Consisting of a bracket that clips into a door frame, a spring, and a harness that the baby sits/stands in while they bounce, baby jumpers were marketed well and busted onto the retail scene in the 1950s with an overarching claim of being ‘the world’s leading baby exerciser’. Additional marketing statements have included:
+ "Practise pre-walking skills” – We now know that babies don’t need to ‘practise’ walking to be able to walk, and 'practising walking' can take time away from learning other important skills such as rolling, crawling, sitting, pulling to stand, etc.
+ “Baby will sleep better and have a better appetite” – Baby sleep is physiological, lots of babies need to wake up to feed, regardless of what you do with them throughout the day.
+ “Scientifically designed” – They may have been 60 years ago, but we now know that this design isn’t ideal for the age they recommend use for (from 3 months of age).
+ “Make a wise investment in increased freedom for yourself (the parent)” – This plays on parents' emotions in an unfair way and also implies you can walk away from the baby while in the baby jumper, when in fact a child in a baby container should always be closely supervised.
+ Some instructions state: "Use from 3 months of age, dangle so toes are just touching the floor for maximum control over the jumper” – More about this point below.
All of the above instructions for using this baby container do not keep baby development in mind. These are the guidelines they were sold with and which helped the item become a household staple. Arguably we are still riding the wave of that marketing campaign nearly 60 years on.
Taking what we know today, let's break down the development of a baby at 3 months old. At 3 months of age:
+ Reflexes in that child will be triggered, so they look like they want to jump, but actually have zero conscious control over it to begin with.
+ The baby is unlikely to have good enough head control to reliably say that their airways wouldn’t be put at risk while jumping when they get tired.
+ A baby isn’t weight bearing yet, they don’t have the physical strength, coordination or bone formation to be able to pull to stand yet. So why would we place them in a position that could potentially risk their natural development progression?
SO HOW DO WE USE A BABY JUMPER IN A WAY THAT IS SAFE FOR DEVELOPMENT?
Wait until a baby can pull to stand by themselves and use the window of development between pulling to stand and learning to walk. For some babies this is a short window of time, for others you will get a decent few months. We would use the baby jumper for similar durations that a baby can stand themselves, most of the time babies will pull to stand for a few minutes and then move back to the ground, ideally we would mirror the natural movement patterns of the child when using baby jumpers.
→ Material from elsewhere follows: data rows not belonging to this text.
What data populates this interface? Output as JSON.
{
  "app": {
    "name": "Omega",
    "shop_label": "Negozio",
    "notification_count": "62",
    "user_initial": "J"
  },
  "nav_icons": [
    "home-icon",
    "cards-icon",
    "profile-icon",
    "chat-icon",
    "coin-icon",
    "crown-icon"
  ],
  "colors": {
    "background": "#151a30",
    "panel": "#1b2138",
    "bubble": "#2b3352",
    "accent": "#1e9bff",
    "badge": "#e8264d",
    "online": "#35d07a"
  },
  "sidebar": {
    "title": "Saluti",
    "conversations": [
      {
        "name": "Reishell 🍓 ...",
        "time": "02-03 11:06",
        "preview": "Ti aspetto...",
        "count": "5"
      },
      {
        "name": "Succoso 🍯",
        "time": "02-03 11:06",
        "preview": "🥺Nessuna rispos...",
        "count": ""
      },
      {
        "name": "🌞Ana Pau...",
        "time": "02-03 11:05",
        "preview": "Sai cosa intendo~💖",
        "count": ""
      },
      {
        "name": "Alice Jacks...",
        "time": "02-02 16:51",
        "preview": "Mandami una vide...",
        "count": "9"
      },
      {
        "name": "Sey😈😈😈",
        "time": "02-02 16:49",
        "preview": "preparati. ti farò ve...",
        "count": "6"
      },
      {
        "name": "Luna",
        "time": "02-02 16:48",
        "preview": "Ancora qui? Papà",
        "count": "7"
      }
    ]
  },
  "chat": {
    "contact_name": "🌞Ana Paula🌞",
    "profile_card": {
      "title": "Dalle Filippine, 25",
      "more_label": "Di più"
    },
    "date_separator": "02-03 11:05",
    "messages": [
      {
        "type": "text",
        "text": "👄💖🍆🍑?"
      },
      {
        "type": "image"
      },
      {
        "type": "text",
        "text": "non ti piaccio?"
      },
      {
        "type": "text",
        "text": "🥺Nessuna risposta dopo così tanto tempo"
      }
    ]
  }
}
Ideally, we would also position the baby so their feet were flat on the floor rather than toes only on the floor so that they have a stable base and can work on their stabilisation muscles and balance while in the baby jumper. Keep in mind that double foot jumping is a milestone for around two years old, so maybe they will stand there and booty drop or squat, but jumping isn’t necessarily the goal. Simple changes that align motor development with baby container function can make a big difference between a baby container facilitating and optimising development vs being an injury risk and potentially compromising structure.
Dr Ainslee is a chiropractor, baby development educator and mother. Ainslee lives in the Manawatu with her two year-old son, husband and dog. Find out more about her other passions at brainunderconstruction.co.nz or @ainsleechiro on Instagram.
AS FEATURED IN ISSUE 59 OF OHbaby! MAGAZINE. CHECK OUT OTHER ARTICLES IN THIS ISSUE BELOW